Shooting Guard: Starter Gr. Marcquise Reed (15.8 ppg, 4.7 rpg, 3.3 apg, 1.7 spg, .43 FG%, .354 3pt%, .845 FT%). Reed enters his final season as a Tiger as a preseason second team All-ACC selection. He is certainly the best scoring 2 guard Clemson has had since K.C. Rivers and is capable of putting up 25 to 30 points on any given night. Reed brings a slick off the bounce game which combines deceptive quickness with near elite shot making skills. His ability to create his own shot is one of the major reasons the Tigers were able to get over the hump last season and make a run in the NCAA tournament. Both Reed and Mitchell are very good free throw shooters which helps Clemson close out games, which any long time Clemson fan can certainly appreciate after years of free throw shooting struggles as a program.
Reed has made great strides as a defender since transferring over from Robert Morris and led the team in steals last season. The only thing Reed really lacks is elite size for a 2 guard which is the primary reason he is back for another season as a Tiger. Reed averaged over 20 ppg in the exhibition games leading into this season and is poised for a monster season.
Fr. John Newman (6’6” 175). Newman has obviously made an impression on Coach Brownell and the staff since arriving from Greensboro Day High School in North Carolina because he drew starts in both exhibition games with the absence of Elijah Thomas. He played for a coaching legend in Freddie Johnson and has clearly brought the necessary defensive moxy to earn time for Coach Brownell.
Gabe DeVoe left some pretty big shoes to fill as that third guard, but Newman is further along as a freshman than DeVoe was when he came in and is a reflection of the better recruiting the staff has been able to achieve thanks to the improved facilities and contract status for Brownell. No one player is likely to be able to produce the shot making “Bobby Buckets” DeVoe brought to the table last year, but Newman is the kind of long, versatile wing you are used to seeing in a league like the ACC. His emergence is probably a major reason A.J. Oliver recently decided to transfer from Clemson.
Overall outlook: The Tigers have one of the best backcourt tandems in the nation with Mitchell and Reed, but the depth behind them is made up of Trapp, who played less than ten minutes a game last year, and a true freshman before you get to walk-ons. This shouldn’t be too much of a problem as long as the starters stay healthy.

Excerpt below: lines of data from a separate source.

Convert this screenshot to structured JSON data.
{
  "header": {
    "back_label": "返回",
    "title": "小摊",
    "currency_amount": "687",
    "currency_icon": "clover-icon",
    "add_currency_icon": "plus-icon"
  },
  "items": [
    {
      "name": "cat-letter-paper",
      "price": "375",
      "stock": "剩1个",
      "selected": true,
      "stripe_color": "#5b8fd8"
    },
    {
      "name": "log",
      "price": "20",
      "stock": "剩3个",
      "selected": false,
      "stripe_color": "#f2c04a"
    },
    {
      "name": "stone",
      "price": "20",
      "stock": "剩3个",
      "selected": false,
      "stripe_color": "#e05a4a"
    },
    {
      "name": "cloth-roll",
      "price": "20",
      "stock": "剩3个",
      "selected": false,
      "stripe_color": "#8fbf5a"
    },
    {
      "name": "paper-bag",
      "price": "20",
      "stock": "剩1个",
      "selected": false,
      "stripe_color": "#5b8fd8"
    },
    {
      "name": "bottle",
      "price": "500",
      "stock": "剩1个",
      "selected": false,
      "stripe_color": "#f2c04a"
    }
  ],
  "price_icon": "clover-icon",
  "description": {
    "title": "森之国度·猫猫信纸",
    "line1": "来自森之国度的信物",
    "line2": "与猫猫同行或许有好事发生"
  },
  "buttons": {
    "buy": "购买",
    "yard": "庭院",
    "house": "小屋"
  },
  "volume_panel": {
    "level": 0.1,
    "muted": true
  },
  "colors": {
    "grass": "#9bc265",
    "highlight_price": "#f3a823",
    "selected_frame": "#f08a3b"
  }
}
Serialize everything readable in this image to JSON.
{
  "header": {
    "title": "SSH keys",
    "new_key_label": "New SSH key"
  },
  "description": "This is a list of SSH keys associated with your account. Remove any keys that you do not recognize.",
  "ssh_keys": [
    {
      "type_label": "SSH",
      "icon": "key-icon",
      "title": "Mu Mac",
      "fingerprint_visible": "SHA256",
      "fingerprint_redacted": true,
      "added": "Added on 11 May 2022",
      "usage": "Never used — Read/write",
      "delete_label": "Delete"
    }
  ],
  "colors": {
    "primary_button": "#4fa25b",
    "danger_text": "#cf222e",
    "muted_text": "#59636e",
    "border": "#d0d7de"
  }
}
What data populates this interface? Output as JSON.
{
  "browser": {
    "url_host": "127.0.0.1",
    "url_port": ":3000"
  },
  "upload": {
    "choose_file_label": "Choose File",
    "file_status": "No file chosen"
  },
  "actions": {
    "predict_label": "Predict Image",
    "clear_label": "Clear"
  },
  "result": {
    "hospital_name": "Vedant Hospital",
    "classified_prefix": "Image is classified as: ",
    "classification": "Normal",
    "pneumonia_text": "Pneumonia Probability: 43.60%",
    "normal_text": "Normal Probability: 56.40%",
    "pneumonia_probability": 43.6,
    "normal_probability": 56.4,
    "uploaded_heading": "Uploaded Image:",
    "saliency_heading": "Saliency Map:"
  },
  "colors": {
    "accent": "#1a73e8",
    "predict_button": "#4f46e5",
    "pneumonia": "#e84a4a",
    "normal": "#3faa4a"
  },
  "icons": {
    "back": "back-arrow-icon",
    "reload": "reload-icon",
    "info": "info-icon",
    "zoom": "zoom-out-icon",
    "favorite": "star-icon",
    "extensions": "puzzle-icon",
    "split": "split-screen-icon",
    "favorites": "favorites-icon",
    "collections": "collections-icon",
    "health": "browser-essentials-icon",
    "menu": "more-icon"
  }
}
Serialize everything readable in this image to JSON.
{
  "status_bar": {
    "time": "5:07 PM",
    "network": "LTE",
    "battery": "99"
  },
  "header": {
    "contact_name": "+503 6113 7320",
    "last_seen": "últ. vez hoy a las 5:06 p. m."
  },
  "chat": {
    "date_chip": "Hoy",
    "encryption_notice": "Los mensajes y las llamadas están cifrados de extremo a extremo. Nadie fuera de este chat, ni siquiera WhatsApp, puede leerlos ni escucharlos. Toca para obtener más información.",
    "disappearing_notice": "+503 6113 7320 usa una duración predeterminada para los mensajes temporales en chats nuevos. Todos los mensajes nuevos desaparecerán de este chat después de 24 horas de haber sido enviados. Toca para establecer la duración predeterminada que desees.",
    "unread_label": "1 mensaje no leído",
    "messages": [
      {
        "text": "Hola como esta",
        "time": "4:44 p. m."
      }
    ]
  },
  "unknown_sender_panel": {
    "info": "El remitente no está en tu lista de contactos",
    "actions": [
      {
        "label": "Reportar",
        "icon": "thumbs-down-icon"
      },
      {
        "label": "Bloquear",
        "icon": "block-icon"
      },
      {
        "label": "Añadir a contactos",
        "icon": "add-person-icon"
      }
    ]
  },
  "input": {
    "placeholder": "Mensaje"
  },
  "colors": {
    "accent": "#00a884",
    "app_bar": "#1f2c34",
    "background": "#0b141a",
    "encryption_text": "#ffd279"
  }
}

Once Eli Thomas returns to the lineup, the Tigers will feature more 2 guard, 2 forward, 1 center lineups than we saw most of last year. The team had a couple of higher scoring type of games in the exhibition bouts with UNCW and Barton, which is partly due to playing without its best inside presence and defender in Thomas, but is something to watch early in the year. Ultimately the team will go as far as the big three of Mitchell, Reed, and Thomas (with a nod to the improved Aamir Simms) will take it.